### [WORK TASK]
Copy out the listing that follows exactly, dropping every picture.

### [TASK MATERIAL]

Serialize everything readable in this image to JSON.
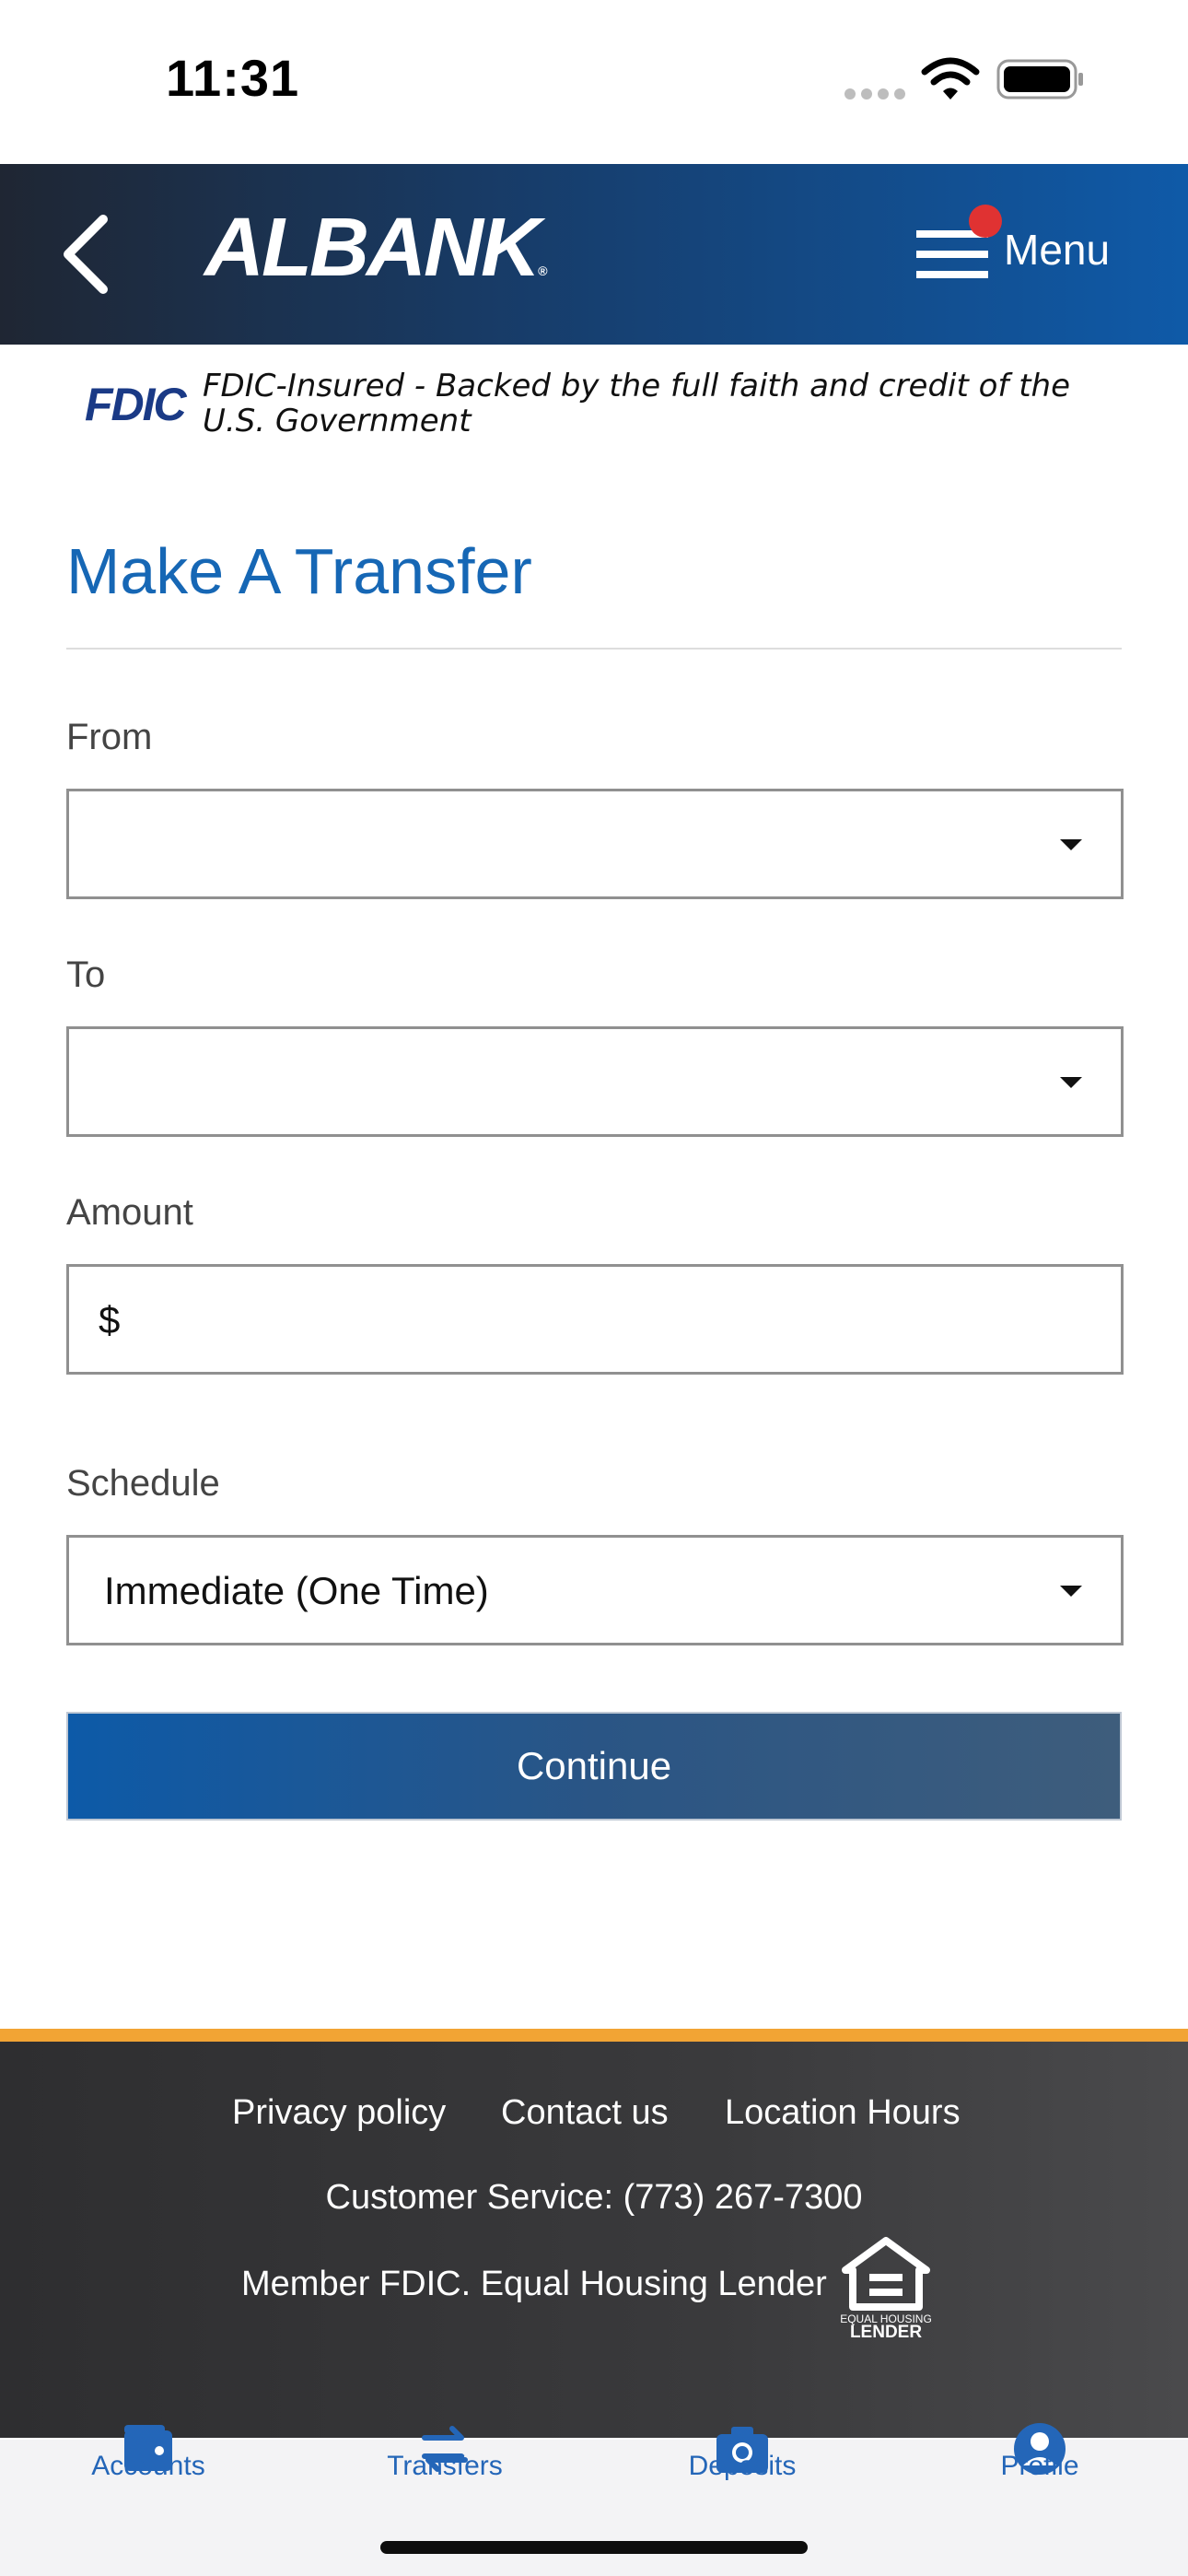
{
  "status_bar": {
    "time": "11:31"
  },
  "header": {
    "back_icon": "chevron-left-icon",
    "logo": "ALBANK",
    "logo_reg": "®",
    "menu_label": "Menu",
    "notification_color": "#e03232"
  },
  "fdic": {
    "logo": "FDIC",
    "text": "FDIC-Insured - Backed by the full faith and credit of the U.S. Government"
  },
  "page": {
    "title": "Make A Transfer",
    "from": {
      "label": "From",
      "value": ""
    },
    "to": {
      "label": "To",
      "value": ""
    },
    "amount": {
      "label": "Amount",
      "currency": "$",
      "value": ""
    },
    "schedule": {
      "label": "Schedule",
      "value": "Immediate (One Time)"
    },
    "continue_label": "Continue"
  },
  "footer": {
    "links": [
      "Privacy policy",
      "Contact us",
      "Location Hours"
    ],
    "phone": "Customer Service: (773) 267-7300",
    "member": "Member FDIC. Equal Housing Lender",
    "ehl_line1": "EQUAL HOUSING",
    "ehl_line2": "LENDER",
    "accent_color": "#f2a434"
  },
  "tabs": [
    {
      "label": "Accounts",
      "icon": "wallet-icon"
    },
    {
      "label": "Transfers",
      "icon": "transfer-arrows-icon"
    },
    {
      "label": "Deposits",
      "icon": "camera-icon"
    },
    {
      "label": "Profile",
      "icon": "user-icon"
    }
  ],
  "colors": {
    "primary": "#1667b5",
    "tab_label": "#2466b8"
  }
}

### [RESULT OF THIS TASK]
Serialize everything readable in this image to JSON.
{
  "status_bar": {
    "time": "11:31"
  },
  "header": {
    "back_icon": "chevron-left-icon",
    "logo": "ALBANK",
    "logo_reg": "®",
    "menu_label": "Menu",
    "notification_color": "#e03232"
  },
  "fdic": {
    "logo": "FDIC",
    "text": "FDIC-Insured - Backed by the full faith and credit of the U.S. Government"
  },
  "page": {
    "title": "Make A Transfer",
    "from": {
      "label": "From",
      "value": ""
    },
    "to": {
      "label": "To",
      "value": ""
    },
    "amount": {
      "label": "Amount",
      "currency": "$",
      "value": ""
    },
    "schedule": {
      "label": "Schedule",
      "value": "Immediate (One Time)"
    },
    "continue_label": "Continue"
  },
  "footer": {
    "links": [
      "Privacy policy",
      "Contact us",
      "Location Hours"
    ],
    "phone": "Customer Service: (773) 267-7300",
    "member": "Member FDIC. Equal Housing Lender",
    "ehl_line1": "EQUAL HOUSING",
    "ehl_line2": "LENDER",
    "accent_color": "#f2a434"
  },
  "tabs": [
    {
      "label": "Accounts",
      "icon": "wallet-icon"
    },
    {
      "label": "Transfers",
      "icon": "transfer-arrows-icon"
    },
    {
      "label": "Deposits",
      "icon": "camera-icon"
    },
    {
      "label": "Profile",
      "icon": "user-icon"
    }
  ],
  "colors": {
    "primary": "#1667b5",
    "tab_label": "#2466b8"
  }
}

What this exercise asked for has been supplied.